The Value of Apprenticeship in Today’s Emerging Market
The Federal Registered Apprenticeship system got a boost this week when the Biden Administration recommitted itself to job generation through its use in planned infrastructure investments and its support of the National Apprenticeship Act of 2020 moving its way through Congress now.
These actions, along with rescinding the Industry Recognized Apprenticeship Program (IRAP), refocus federal investment in quality career on ramps that support business expansion and workforce development by equipping American workers for the new global economy. That these significant policy priorities come on the heels of an economy emerging from a global pandemic and reinforce governments role as a spark for economic development and job generation creates, potentially, a rapid on-ramp to economic recovery.
The Registered system is designed for employer customization and focused on the development of a broad well-equipped workforce that raises the standard preparation of workers through occupation-specific preparation. This model of blended learning that includes industry-focused technical education and couples it to on-the-job performance training, lends itself specifically to the modern era of employment.
Leading employers that include Amazon, Microsoft and HP have discovered the value of apprenticeship as they expand their operations by looking beyond traditional recruitment and creating direct opportunities for people with the capacity to learn on the job while they produce work and gain valuable experience that makes them employable in their industry. This type of recruitment model means businesses like AON and Zurich have figured out that you do not have to compete for the highest cost general education talent from major universities and can find capable untapped talent that meets your entry standards and generates workers with recognized credentials specific for your industry needs. This is what leading tech operations with efficient delivery design are doing when they scour the internet creating programming tests and alternate on-ramps to employment. This emerging workforce is trained in the employer’s system and capable of delivering work at a reduced cost because the federal system allows for progressive wages tied to the level of competence as apprentices move through their training. In effect this permits employers to review worker progress, capacity to contribute and company fit--all at a reduced cost. For workers, it allows them to gain access to a family transforming career without long term college debt, capturing industry recognized certification that are portable while earning wages that increase in line with their contributions to the bottom line.
The Administration’s decision to invest and deepen federal commitment to Apprenticeship also represents opportunities for rapid massive job growth. By connecting it to infrastructure investments and elevating the requirements around utilization, state and local governments can generate local jobs that are meaningful. I would encourage our leaders to go a step further and make apprenticeship utilization a requirement in the acquisition of federally funded contracts. This single move would generate millions of jobs from tech to healthcare, manufacturing to professional services and spark a broad strengthening of our national workforce by industry sector, making more workers available exactly where the U.S. economy needs them. In a multi-trillion-dollar spending environment, a small 5% workforce requirement to use apprenticeship if awarded a contract from a government agency would translate into massive savings across government spending and generate millions of work hours to equip the American workforce for the emerging global economy.
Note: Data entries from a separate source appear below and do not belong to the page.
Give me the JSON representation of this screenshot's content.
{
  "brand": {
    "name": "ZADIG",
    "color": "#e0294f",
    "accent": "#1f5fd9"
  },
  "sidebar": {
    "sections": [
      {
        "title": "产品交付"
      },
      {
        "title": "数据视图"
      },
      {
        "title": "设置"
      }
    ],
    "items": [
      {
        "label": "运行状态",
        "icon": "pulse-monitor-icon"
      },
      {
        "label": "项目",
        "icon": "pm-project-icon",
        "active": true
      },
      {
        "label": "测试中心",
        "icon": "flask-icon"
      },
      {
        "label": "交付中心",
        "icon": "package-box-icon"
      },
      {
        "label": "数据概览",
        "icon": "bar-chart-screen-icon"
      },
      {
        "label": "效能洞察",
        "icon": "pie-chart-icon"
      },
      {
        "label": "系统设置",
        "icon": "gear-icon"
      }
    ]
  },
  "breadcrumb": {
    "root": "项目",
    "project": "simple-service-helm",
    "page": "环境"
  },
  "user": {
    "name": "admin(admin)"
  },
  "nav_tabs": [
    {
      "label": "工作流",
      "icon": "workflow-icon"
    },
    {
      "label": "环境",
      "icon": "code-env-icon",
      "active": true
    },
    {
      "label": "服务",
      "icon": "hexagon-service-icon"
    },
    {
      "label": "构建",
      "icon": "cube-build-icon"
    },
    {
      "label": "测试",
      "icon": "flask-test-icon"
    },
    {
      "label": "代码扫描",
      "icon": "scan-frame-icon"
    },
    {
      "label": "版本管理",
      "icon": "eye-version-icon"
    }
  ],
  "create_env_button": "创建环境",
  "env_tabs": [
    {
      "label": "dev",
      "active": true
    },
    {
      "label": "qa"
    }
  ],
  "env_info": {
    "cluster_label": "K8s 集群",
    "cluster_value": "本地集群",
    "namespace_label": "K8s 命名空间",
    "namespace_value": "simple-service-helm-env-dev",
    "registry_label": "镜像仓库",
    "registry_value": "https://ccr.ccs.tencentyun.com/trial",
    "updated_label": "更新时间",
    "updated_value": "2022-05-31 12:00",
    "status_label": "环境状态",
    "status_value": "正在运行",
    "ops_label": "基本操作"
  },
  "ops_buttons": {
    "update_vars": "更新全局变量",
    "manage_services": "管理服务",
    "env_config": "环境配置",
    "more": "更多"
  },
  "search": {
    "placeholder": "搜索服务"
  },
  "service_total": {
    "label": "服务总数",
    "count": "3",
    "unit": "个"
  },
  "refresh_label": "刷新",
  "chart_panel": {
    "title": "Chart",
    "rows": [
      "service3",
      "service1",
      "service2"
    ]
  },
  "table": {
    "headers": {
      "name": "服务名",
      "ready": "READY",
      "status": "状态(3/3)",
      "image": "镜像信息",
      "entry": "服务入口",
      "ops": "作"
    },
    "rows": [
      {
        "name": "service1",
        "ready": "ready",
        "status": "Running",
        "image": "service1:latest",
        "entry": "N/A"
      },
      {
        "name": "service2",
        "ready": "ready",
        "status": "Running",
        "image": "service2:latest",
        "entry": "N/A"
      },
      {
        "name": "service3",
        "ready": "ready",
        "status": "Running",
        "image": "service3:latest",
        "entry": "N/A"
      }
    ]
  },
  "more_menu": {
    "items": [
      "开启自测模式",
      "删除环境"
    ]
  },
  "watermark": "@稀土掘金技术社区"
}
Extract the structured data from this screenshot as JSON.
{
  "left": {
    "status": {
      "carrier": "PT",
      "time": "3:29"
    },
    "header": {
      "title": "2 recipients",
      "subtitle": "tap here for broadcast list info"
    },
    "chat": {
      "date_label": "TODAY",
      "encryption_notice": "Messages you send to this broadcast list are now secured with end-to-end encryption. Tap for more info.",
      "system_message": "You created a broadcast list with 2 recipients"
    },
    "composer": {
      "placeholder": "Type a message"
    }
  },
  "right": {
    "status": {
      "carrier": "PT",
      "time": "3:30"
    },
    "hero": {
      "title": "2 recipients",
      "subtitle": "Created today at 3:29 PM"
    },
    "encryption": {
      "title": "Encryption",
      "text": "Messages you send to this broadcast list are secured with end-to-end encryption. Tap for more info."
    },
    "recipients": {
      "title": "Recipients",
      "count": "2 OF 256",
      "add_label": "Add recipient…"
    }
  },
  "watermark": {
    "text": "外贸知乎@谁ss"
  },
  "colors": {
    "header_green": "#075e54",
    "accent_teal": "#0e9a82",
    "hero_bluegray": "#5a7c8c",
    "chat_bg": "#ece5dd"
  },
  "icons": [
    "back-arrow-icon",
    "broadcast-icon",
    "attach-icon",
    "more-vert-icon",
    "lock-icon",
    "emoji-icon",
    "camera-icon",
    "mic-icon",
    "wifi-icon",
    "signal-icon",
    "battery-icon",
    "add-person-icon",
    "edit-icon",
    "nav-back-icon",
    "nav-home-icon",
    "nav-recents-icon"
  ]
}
It also allows business to drive the response to market trends by preparing their workforce specifically to address client needs and efficiently lowering recruitment costs and increasing retention rates. According to the Department of Labor, “Apprenticeship programs have retention rates; 91% of apprentices retain employment after the program ends.”
As demand for transparent inclusion design continues to drive consumer engagement and business decision making, apprenticeship also represents an opportunity to create pathways for disadvantaged workers. The EEO built into the Registered Apprenticeship adoption model levels the playing field for applicants and also allows for targeted prioritizing by employers, so if a company is focused on creating opportunities for Women, Veterans or People of Color, programs can be tailored to those priorities while also incentivizing employers to generate those opportunities. IP recently released an E-Book on Priority Hire to help employers think through some of the considerations they should be taking into account as they address the market demand for inclusive hiring and supply chain strategies. Historically apprenticeship has been proven to create access to work for disadvantaged workers and helped employers meet their targets around inclusion.
Today, IP is releasing some new tools to help employers, government leaders and individuals workers understand how apprenticeship works, where to find resources related to apprenticeship and the value of apprenticeship as a workforce development design model that is proven. I hope we take advantage of the strongest historical model in workforce training we have and use it to modernize, update and make our employers competitive. These tools point to the advantage for business in potential tax incentives, wage offsets and training investments that allow them to generate competitive workforces and create meaningful opportunities for the American worker. This month, Intelligent Partnerships has released guidance on Apprenticeship Utilization for workers, business, and government to help utilize and implement the programs.